For the first Teacher Feature of our final Block this year, we bring you a splendid interview with Ms Karla, our wonderful Assistant Teacher in Early Years.
A huge sports enthusiast, energetic, kind and always cheerful, Ms Karla is passionate about encouraging children to explore and develop themselves through movement. This passion is fully reflected in her everyday interactions with our little ones, channeling positivity into all aspects of their learning, and taking every opportunity to be active, engaging and hands-on with our young learners, ensuring there's never a dull moment in Early Years.
How did your journey as a teacher begin?
As the oldest sibling, I felt obligated to take care of my sisters and cousins in the family. I always felt comfortable doing it, because of my vibrant and cheerful nature. Somewhere along the way, I realised I have a natural aptitude for it, so I combined my love for sports and teaching, and began my studies in Physical Education, embracing these two passions and taking on any opportunity to actively challenge myself and others to improve physically and mentally. As I enrolled at university, I started teaching Gymnastics and Dance for kindergarten-aged students. As Dance is one of my biggest passions, I am still actively engaged in various dancing activities. Here at BISL too, I lead and organise activities for our popular Dance Club. I also worked as a swimming instructor for 5 years, organising many sporting events and I was also involved in organising an IRONMAN event abroad. While studying, I had 3 internships as a PE teacher, in a kindergarten, a primary school and a middle school, which was very useful in helping me understand what the needs of children at different age groups really are.

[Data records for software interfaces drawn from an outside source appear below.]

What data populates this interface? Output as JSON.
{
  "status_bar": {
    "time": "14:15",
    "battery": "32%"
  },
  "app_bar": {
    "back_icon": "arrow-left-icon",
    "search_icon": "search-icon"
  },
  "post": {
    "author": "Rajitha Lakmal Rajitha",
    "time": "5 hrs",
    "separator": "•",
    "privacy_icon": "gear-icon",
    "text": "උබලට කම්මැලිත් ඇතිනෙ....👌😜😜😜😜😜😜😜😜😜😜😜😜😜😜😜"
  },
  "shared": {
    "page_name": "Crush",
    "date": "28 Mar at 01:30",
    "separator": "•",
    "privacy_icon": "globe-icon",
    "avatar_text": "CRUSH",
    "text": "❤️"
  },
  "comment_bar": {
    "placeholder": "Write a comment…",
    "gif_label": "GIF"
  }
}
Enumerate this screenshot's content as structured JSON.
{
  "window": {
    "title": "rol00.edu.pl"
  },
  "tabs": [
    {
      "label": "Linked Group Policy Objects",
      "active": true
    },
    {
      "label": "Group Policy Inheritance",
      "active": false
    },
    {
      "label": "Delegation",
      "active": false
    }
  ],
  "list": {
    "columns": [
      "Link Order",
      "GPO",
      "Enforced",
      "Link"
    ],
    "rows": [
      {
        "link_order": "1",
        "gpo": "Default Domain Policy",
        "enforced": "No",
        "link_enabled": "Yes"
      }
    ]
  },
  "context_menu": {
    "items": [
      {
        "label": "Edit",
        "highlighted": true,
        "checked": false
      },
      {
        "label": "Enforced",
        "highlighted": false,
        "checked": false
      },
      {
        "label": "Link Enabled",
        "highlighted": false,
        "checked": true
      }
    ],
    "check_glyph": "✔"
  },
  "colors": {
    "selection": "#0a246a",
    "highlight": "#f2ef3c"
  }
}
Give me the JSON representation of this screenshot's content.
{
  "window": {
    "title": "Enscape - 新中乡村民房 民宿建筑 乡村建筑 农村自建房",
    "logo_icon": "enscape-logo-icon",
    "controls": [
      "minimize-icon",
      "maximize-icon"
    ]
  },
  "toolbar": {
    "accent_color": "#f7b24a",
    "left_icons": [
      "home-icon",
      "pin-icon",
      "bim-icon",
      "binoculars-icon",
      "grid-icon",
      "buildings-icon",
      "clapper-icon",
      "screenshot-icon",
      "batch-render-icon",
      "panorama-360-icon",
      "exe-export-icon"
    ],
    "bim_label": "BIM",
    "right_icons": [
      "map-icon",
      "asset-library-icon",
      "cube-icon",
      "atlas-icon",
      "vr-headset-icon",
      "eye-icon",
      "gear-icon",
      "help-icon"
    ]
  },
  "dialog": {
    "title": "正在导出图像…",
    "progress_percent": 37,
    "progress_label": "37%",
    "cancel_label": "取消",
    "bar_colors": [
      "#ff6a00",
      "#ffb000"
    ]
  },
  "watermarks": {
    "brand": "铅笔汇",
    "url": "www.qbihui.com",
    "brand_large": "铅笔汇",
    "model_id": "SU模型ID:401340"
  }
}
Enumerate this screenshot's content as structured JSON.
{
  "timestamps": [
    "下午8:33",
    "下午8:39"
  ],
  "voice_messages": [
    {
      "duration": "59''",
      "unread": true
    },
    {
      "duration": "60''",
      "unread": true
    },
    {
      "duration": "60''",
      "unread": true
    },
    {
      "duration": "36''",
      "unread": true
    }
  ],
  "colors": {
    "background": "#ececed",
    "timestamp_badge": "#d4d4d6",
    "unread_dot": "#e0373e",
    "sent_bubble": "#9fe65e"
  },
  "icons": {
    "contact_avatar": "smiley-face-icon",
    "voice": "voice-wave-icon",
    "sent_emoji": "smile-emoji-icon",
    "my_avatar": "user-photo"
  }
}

Why did you decide to specialise in Early Years education?
When I was a child, I had a lot going on all the time, while never fully committing to anything. I always left my options open and followed my heart wherever the journey might take me. I loved sports since my childhood, hence it was a natural fit for me to enrol at the Faculty of Sports, where I was involved in a lot of projects and work connected with children of all ages. I realised my passion was working in education, especially the younger years, as they have such a high aptitude for learning. I had many opportunities to observe and choose which age group I wanted to specialise in, and I picked the Early Years because there is something special about this age group, and I cannot exactly put my finger on it, but I was intrigued. So far, it has been a blast!
What makes BISL such a unique place to work?
Being naturally curious, an environment like BISL offers me an incredible opportunity to meet people of different beliefs and backgrounds, different cultures and mindsets. I am constantly being challenged not only by my colleagues, but mostly by my students, and I often learn important life lessons from them. I can say with confidence, that this environment promotes the gaining of knowledge, hence I am constantly evolving as a person because of it. Teaching children is so fulfilling, because you get the feeling that they take a small piece of you on their own journey in life.
How would you describe a typical day at BISL?
Upon arrival in the morning I prepare the classroom to be a suitable learning environment. I try to include something new into the children’s routine every day, be it rearranging some objects or a fun interactive activity to kickstart the day. It spurs on critical thinking in children and makes them rethink the situation they are placed in, furthering their social skills even more. During the day I try to be as involved with the children as possible, be it through communication or support. The key is recognising the children’s needs, choosing the right approach and providing them with appropriate guidance, as some only require you to be present to feel comfortable, while others need a bit more support and encouragement.
A big part of my teaching is the support of our EAL students, who don't speak English yet, so I translate for them with hand signs, facial expressions and general behavioural patterns while paying careful attention to their reactions. I am also frequently engaged in the physical education of the children where they learn a lot new skills, as learning while playing is the most natural way for them.
Why is the experience of an international education important for a student?
From my point of view, children of all ages learn best by observing and interacting with their peers. Being placed in an environment where children of diverse cultures, upbringings and traditions interact with each other on a daily basis during lessons, breaks and extra-curricular activities means they have a much better understanding of themselves, their peers and the world around them. It teaches them how to integrate into society on a much deeper level, with a stronger personal identity and sense of purpose. As they gain more experience and become more confident, they start to develop better interpersonal skills, they learn how to be considerate and patient towards others and have a much healthier outlook on life in general. Such an experience is a fantastic springboard for life, allowing children to identify their best competencies and developing them even further, promoting personal growth and helping them achieve their true potential.
More from our Teacher Feature series
- 29.04.2021 - Katherine Blundell
- 15.04.2021 - Mr Brad Eve
- 25.03.2021 - Mr Dominic Hulse
- 10.03.2021 - Ms Emina Begić
- 24.02.2021 - Mr Chris Bishop
- 27.01.2021 - Ms Mateja Košec
- 13.01.2021 - Mrs Tanya Charlesworth
- 16.12.2020 - Ms Sarah Fairchild
- 09.12.2020 - Ms Polly Tušar
- 25.11.2020 - Mr Tobija Siter
- 04.11.2020 - Mr Gary Bradley
- 28.10.2020 - Ms Laura Harris
- 21.10.2020 - Ms Katarina Miklavec
- 14.10.2020 - Mr Nino Kokalj
- 06.10.2020 - Mr Jason Batson